* _Exercise objective_:
Your copy of the lines below must match them exactly and contain no images.

==== Supplied records

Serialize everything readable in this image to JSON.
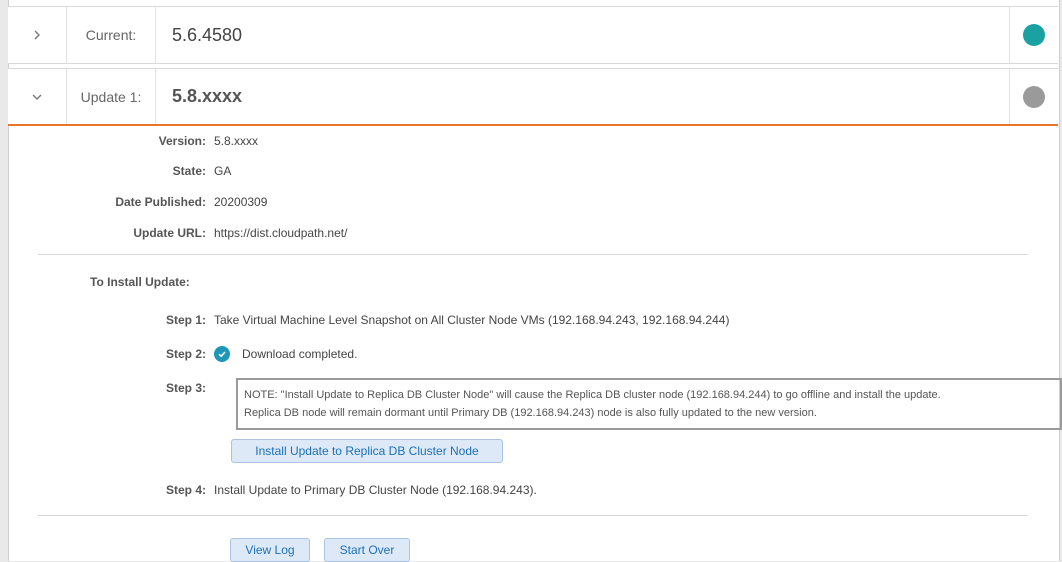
{
  "current": {
    "label": "Current:",
    "value": "5.6.4580",
    "status_color": "#1aa1a1"
  },
  "update": {
    "label": "Update 1:",
    "value": "5.8.xxxx",
    "status_color": "#9a9a9a",
    "accent": "#e8752a"
  },
  "details": {
    "version_label": "Version:",
    "version": "5.8.xxxx",
    "state_label": "State:",
    "state": "GA",
    "date_label": "Date Published:",
    "date": "20200309",
    "url_label": "Update URL:",
    "url": "https://dist.cloudpath.net/"
  },
  "install": {
    "title": "To Install Update:",
    "step1_label": "Step 1:",
    "step1_text": "Take Virtual Machine Level Snapshot on All Cluster Node VMs (192.168.94.243, 192.168.94.244)",
    "step2_label": "Step 2:",
    "step2_text": "Download completed.",
    "step3_label": "Step 3:",
    "note_line1": "NOTE: \"Install Update to Replica DB Cluster Node\" will cause the Replica DB cluster node (192.168.94.244) to go offline and install the update.",
    "note_line2": "Replica DB node will remain dormant until Primary DB (192.168.94.243) node is also fully updated to the new version.",
    "replica_button": "Install Update to Replica DB Cluster Node",
    "step4_label": "Step 4:",
    "step4_text": "Install Update to Primary DB Cluster Node (192.168.94.243)."
  },
  "actions": {
    "view_log": "View Log",
    "start_over": "Start Over"
  },
  "icons": {
    "collapsed": "chevron-right-icon",
    "expanded": "chevron-down-icon",
    "done": "check-circle-icon"
  }
}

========

* _Solution to this problem_:
Serialize everything readable in this image to JSON.
{
  "current": {
    "label": "Current:",
    "value": "5.6.4580",
    "status_color": "#1aa1a1"
  },
  "update": {
    "label": "Update 1:",
    "value": "5.8.xxxx",
    "status_color": "#9a9a9a",
    "accent": "#e8752a"
  },
  "details": {
    "version_label": "Version:",
    "version": "5.8.xxxx",
    "state_label": "State:",
    "state": "GA",
    "date_label": "Date Published:",
    "date": "20200309",
    "url_label": "Update URL:",
    "url": "https://dist.cloudpath.net/"
  },
  "install": {
    "title": "To Install Update:",
    "step1_label": "Step 1:",
    "step1_text": "Take Virtual Machine Level Snapshot on All Cluster Node VMs (192.168.94.243, 192.168.94.244)",
    "step2_label": "Step 2:",
    "step2_text": "Download completed.",
    "step3_label": "Step 3:",
    "note_line1": "NOTE: \"Install Update to Replica DB Cluster Node\" will cause the Replica DB cluster node (192.168.94.244) to go offline and install the update.",
    "note_line2": "Replica DB node will remain dormant until Primary DB (192.168.94.243) node is also fully updated to the new version.",
    "replica_button": "Install Update to Replica DB Cluster Node",
    "step4_label": "Step 4:",
    "step4_text": "Install Update to Primary DB Cluster Node (192.168.94.243)."
  },
  "actions": {
    "view_log": "View Log",
    "start_over": "Start Over"
  },
  "icons": {
    "collapsed": "chevron-right-icon",
    "expanded": "chevron-down-icon",
    "done": "check-circle-icon"
  }
}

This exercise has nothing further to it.